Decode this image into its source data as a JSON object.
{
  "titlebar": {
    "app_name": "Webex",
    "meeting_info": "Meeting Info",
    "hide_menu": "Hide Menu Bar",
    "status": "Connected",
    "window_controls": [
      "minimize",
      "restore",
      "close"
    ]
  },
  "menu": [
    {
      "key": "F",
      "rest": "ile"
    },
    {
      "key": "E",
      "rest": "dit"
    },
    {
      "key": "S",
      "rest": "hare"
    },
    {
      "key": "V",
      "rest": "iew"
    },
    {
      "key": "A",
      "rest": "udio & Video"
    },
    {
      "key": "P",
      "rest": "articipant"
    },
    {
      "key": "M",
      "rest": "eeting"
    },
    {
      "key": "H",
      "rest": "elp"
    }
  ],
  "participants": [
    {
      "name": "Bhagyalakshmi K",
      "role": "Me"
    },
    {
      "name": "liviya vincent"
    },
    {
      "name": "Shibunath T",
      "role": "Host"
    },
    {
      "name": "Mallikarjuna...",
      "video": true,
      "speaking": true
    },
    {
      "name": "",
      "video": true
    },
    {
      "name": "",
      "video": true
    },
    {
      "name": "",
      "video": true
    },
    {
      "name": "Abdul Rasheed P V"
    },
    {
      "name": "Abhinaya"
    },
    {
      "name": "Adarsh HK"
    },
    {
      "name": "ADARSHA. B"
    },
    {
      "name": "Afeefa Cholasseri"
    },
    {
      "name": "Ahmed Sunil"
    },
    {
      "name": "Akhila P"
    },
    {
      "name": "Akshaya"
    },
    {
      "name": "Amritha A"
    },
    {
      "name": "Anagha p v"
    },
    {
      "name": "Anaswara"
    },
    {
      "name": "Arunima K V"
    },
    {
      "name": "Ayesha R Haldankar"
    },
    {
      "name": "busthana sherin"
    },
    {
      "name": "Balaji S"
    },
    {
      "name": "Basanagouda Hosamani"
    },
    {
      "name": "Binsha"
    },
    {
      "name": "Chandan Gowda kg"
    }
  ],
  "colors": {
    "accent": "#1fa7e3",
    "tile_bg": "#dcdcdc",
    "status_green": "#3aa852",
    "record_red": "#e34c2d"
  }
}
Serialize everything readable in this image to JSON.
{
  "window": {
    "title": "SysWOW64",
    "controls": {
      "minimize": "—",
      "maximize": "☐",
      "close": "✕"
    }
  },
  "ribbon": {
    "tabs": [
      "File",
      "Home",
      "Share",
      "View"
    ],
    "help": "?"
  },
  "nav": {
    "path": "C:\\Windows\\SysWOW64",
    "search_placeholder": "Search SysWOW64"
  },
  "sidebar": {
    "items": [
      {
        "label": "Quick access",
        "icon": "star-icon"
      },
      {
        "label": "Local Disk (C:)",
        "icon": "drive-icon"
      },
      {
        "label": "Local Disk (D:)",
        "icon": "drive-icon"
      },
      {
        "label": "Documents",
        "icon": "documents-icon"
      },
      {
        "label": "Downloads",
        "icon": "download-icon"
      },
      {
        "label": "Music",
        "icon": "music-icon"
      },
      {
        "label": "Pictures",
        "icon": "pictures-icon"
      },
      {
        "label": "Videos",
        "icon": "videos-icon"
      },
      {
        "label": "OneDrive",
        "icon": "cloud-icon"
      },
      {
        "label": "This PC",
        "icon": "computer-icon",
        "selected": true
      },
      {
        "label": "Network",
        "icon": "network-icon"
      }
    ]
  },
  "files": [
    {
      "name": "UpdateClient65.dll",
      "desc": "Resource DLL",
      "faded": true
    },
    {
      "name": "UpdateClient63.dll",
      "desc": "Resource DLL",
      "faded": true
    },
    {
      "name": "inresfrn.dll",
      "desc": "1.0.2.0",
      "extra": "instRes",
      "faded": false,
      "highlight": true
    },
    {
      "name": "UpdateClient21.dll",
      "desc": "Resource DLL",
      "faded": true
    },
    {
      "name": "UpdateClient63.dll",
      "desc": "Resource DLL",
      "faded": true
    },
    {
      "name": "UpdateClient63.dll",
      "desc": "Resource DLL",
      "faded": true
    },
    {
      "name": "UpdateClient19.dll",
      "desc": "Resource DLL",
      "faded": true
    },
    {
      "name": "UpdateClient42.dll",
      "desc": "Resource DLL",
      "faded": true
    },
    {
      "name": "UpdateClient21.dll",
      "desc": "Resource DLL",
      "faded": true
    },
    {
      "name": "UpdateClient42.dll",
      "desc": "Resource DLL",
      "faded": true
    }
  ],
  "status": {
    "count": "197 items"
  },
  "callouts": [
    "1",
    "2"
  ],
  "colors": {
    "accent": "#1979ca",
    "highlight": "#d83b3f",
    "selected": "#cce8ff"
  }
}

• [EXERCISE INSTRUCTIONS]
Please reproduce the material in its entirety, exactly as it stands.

• [REPLY TO THE TASK]
Decode this image into its source data as a JSON object.
{
  "titlebar": {
    "app_name": "Webex",
    "meeting_info": "Meeting Info",
    "hide_menu": "Hide Menu Bar",
    "status": "Connected",
    "window_controls": [
      "minimize",
      "restore",
      "close"
    ]
  },
  "menu": [
    {
      "key": "F",
      "rest": "ile"
    },
    {
      "key": "E",
      "rest": "dit"
    },
    {
      "key": "S",
      "rest": "hare"
    },
    {
      "key": "V",
      "rest": "iew"
    },
    {
      "key": "A",
      "rest": "udio & Video"
    },
    {
      "key": "P",
      "rest": "articipant"
    },
    {
      "key": "M",
      "rest": "eeting"
    },
    {
      "key": "H",
      "rest": "elp"
    }
  ],
  "participants": [
    {
      "name": "Bhagyalakshmi K",
      "role": "Me"
    },
    {
      "name": "liviya vincent"
    },
    {
      "name": "Shibunath T",
      "role": "Host"
    },
    {
      "name": "Mallikarjuna...",
      "video": true,
      "speaking": true
    },
    {
      "name": "",
      "video": true
    },
    {
      "name": "",
      "video": true
    },
    {
      "name": "",
      "video": true
    },
    {
      "name": "Abdul Rasheed P V"
    },
    {
      "name": "Abhinaya"
    },
    {
      "name": "Adarsh HK"
    },
    {
      "name": "ADARSHA. B"
    },
    {
      "name": "Afeefa Cholasseri"
    },
    {
      "name": "Ahmed Sunil"
    },
    {
      "name": "Akhila P"
    },
    {
      "name": "Akshaya"
    },
    {
      "name": "Amritha A"
    },
    {
      "name": "Anagha p v"
    },
    {
      "name": "Anaswara"
    },
    {
      "name": "Arunima K V"
    },
    {
      "name": "Ayesha R Haldankar"
    },
    {
      "name": "busthana sherin"
    },
    {
      "name": "Balaji S"
    },
    {
      "name": "Basanagouda Hosamani"
    },
    {
      "name": "Binsha"
    },
    {
      "name": "Chandan Gowda kg"
    }
  ],
  "colors": {
    "accent": "#1fa7e3",
    "tile_bg": "#dcdcdc",
    "status_green": "#3aa852",
    "record_red": "#e34c2d"
  }
}
Serialize everything readable in this image to JSON.
{
  "window": {
    "title": "SysWOW64",
    "controls": {
      "minimize": "—",
      "maximize": "☐",
      "close": "✕"
    }
  },
  "ribbon": {
    "tabs": [
      "File",
      "Home",
      "Share",
      "View"
    ],
    "help": "?"
  },
  "nav": {
    "path": "C:\\Windows\\SysWOW64",
    "search_placeholder": "Search SysWOW64"
  },
  "sidebar": {
    "items": [
      {
        "label": "Quick access",
        "icon": "star-icon"
      },
      {
        "label": "Local Disk (C:)",
        "icon": "drive-icon"
      },
      {
        "label": "Local Disk (D:)",
        "icon": "drive-icon"
      },
      {
        "label": "Documents",
        "icon": "documents-icon"
      },
      {
        "label": "Downloads",
        "icon": "download-icon"
      },
      {
        "label": "Music",
        "icon": "music-icon"
      },
      {
        "label": "Pictures",
        "icon": "pictures-icon"
      },
      {
        "label": "Videos",
        "icon": "videos-icon"
      },
      {
        "label": "OneDrive",
        "icon": "cloud-icon"
      },
      {
        "label": "This PC",
        "icon": "computer-icon",
        "selected": true
      },
      {
        "label": "Network",
        "icon": "network-icon"
      }
    ]
  },
  "files": [
    {
      "name": "UpdateClient65.dll",
      "desc": "Resource DLL",
      "faded": true
    },
    {
      "name": "UpdateClient63.dll",
      "desc": "Resource DLL",
      "faded": true
    },
    {
      "name": "inresfrn.dll",
      "desc": "1.0.2.0",
      "extra": "instRes",
      "faded": false,
      "highlight": true
    },
    {
      "name": "UpdateClient21.dll",
      "desc": "Resource DLL",
      "faded": true
    },
    {
      "name": "UpdateClient63.dll",
      "desc": "Resource DLL",
      "faded": true
    },
    {
      "name": "UpdateClient63.dll",
      "desc": "Resource DLL",
      "faded": true
    },
    {
      "name": "UpdateClient19.dll",
      "desc": "Resource DLL",
      "faded": true
    },
    {
      "name": "UpdateClient42.dll",
      "desc": "Resource DLL",
      "faded": true
    },
    {
      "name": "UpdateClient21.dll",
      "desc": "Resource DLL",
      "faded": true
    },
    {
      "name": "UpdateClient42.dll",
      "desc": "Resource DLL",
      "faded": true
    }
  ],
  "status": {
    "count": "197 items"
  },
  "callouts": [
    "1",
    "2"
  ],
  "colors": {
    "accent": "#1979ca",
    "highlight": "#d83b3f",
    "selected": "#cce8ff"
  }
}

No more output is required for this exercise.